A: A raised bed, 6 to 9 inches in height, may take care of the drainage problem. Bring in soil to make the bed and hold it in place with concrete or logs.
Few flowers and vegetables will grow in soil with poor drainage. The soil stays wet too long after a rain and plant roots do not get enough oxygen.
Q: How do you prune a Bourbon rose? I planted one a year ago and now it has five 7-foot canes. I searched rose books at the library and they told how to prune hybrid teas, floribundas, ramblers and everthing but Bourbons.
A: The Bourbons, such as the silvery pink Zephirine Drouhin with its heavenly fragrance, should be pruned as little as possible. The object of pruning is to remove dead wood and to permit each stem to get full sunlight.
Each healthy cane should receive as much sunlight as possible. If one branch shades another, the least desirable should be removed.
Q: When is the best time to prune rambler roses? Mine have not been pruned for several years and the flowers are not very good.
A: Ramblers roses, the climbers that bear small flowers in clusters, such as Dorothy Perkins, should be pruned every year soon after they finish blooming in late spring or early summer. In this way, new canes are produced which provide next year's flowers.
Mild pruning is the general rule but always prune and new growth brings new flowers of quality. Long unwieldy canes should be removed. Always make the cut on a slant, clean and sharp.
Cut the old canes back to a young, healty side branch. Some canes may be cut back almost to the ground, others half way. The idea is to get rid of old wood that does not contribute to flowering, and give new growth a chance to develop in its place. It is better to prune late in the season than not at all.
Q: What cabbages do you recommed for fall planting?
A: Savoy King Hybrid is one of the best for both spring and fall crops. It matures in 90 days. Ruby Ball Hybrid, an All-American winner, with heads of dark red color, delicious both cooked and raw, is also very good for both spring and fall. It matures in 68 days.
If a branch grows toward the center of the plant, remove it to prevent it from shading or interfering with other branches. In other words, prune to keep weak branches from bothering stronger ones. Each branch to bloom its best needs plenty of sunshine and air.
Canes that are too tall can be shortened in late fall but don't take too much.

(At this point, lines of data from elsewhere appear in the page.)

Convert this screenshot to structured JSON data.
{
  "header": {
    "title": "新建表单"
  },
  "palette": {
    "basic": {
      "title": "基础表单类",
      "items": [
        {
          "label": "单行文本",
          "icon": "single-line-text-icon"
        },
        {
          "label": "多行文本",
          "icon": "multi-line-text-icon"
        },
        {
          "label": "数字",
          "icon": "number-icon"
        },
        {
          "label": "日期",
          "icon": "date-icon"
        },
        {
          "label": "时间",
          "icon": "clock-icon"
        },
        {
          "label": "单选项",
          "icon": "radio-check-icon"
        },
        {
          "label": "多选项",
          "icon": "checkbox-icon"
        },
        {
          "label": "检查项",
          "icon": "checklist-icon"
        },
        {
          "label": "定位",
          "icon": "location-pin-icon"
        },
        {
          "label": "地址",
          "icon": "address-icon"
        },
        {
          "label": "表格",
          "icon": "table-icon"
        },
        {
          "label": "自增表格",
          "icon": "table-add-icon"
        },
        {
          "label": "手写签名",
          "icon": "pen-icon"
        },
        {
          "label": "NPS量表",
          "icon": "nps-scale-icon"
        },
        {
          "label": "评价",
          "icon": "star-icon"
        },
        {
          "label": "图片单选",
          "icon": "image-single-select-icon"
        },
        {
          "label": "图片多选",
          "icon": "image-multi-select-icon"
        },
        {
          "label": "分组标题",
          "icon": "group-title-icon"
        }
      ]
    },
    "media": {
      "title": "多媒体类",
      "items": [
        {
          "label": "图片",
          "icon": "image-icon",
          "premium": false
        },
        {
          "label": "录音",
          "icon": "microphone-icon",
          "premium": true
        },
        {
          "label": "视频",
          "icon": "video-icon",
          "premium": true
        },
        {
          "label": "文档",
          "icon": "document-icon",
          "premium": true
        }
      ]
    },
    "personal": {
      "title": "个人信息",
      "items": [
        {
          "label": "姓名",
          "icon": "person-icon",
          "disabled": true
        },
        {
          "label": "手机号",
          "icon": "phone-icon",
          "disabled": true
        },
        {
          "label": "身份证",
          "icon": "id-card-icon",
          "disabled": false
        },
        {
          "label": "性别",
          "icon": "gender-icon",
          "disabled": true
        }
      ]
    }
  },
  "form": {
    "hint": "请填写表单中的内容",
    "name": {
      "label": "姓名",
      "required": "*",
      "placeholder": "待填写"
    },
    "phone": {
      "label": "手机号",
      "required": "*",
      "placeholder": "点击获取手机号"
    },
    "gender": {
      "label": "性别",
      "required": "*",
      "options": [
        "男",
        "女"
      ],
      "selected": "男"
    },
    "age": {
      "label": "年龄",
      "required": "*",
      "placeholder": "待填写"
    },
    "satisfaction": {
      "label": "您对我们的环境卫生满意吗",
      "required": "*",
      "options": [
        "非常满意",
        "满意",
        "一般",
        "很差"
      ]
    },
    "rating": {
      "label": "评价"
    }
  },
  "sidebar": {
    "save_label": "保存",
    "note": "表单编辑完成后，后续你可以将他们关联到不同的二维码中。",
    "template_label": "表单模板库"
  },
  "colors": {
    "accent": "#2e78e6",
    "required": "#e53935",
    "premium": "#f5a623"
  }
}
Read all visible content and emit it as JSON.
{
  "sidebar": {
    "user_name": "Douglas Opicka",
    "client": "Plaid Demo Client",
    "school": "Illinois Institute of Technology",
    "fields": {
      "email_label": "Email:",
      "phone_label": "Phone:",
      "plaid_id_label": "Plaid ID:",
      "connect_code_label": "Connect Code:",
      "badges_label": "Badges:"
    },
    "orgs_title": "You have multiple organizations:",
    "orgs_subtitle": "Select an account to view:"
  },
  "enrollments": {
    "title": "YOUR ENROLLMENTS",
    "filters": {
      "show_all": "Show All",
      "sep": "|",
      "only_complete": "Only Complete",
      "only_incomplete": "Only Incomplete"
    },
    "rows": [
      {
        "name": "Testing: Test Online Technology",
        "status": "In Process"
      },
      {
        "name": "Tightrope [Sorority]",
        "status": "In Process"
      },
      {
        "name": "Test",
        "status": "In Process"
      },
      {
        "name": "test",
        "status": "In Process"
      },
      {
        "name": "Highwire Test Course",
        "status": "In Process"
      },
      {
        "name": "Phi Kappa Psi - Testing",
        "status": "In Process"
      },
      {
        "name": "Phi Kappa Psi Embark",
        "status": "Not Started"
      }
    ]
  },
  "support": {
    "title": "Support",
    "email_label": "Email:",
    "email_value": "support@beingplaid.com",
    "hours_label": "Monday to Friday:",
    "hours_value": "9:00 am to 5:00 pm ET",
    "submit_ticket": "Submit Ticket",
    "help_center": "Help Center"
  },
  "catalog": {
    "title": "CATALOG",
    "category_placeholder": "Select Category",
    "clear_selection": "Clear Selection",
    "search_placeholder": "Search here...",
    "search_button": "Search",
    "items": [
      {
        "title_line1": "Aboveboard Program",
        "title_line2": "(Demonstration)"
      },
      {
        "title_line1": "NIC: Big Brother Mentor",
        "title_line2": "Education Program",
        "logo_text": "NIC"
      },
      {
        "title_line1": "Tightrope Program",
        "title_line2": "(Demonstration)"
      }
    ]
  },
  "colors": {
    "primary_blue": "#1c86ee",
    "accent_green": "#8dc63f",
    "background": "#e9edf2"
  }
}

Q: My young maple tree has too many branches. When is the best time to remove some of them?
A: The best time to do the pruning is when the tree is dormant, between late fall or early spring. Usually, it is best to leave these branches on the tree as long as possible because the leaves privide food for the tree and the tree will grow faster. They can be left on a few years until they start to get rather large.
Q: Birds are ruining my peaches before they are ripe enough to pick. Can I pick them early and let them ripen indoors?
A: Peaches are best if allowed to stay on the tree until they start to turn soft. Tree-ripened peaches gain as much as 300 per cent in quality during the last few days of maturation. Once they are picked, peaches do not gain additional flavor or sweetness.
A peach with whitish, yellowish or golden ground cover is nearly ripe. It is at this stage they are usually picked for sale at roadside stands.
Peaches picked a little early will turn soft and have some flavor if kept in a cool place out of the sun. They won't be nearly as good as those that ripened on the tree, but much better than none at all.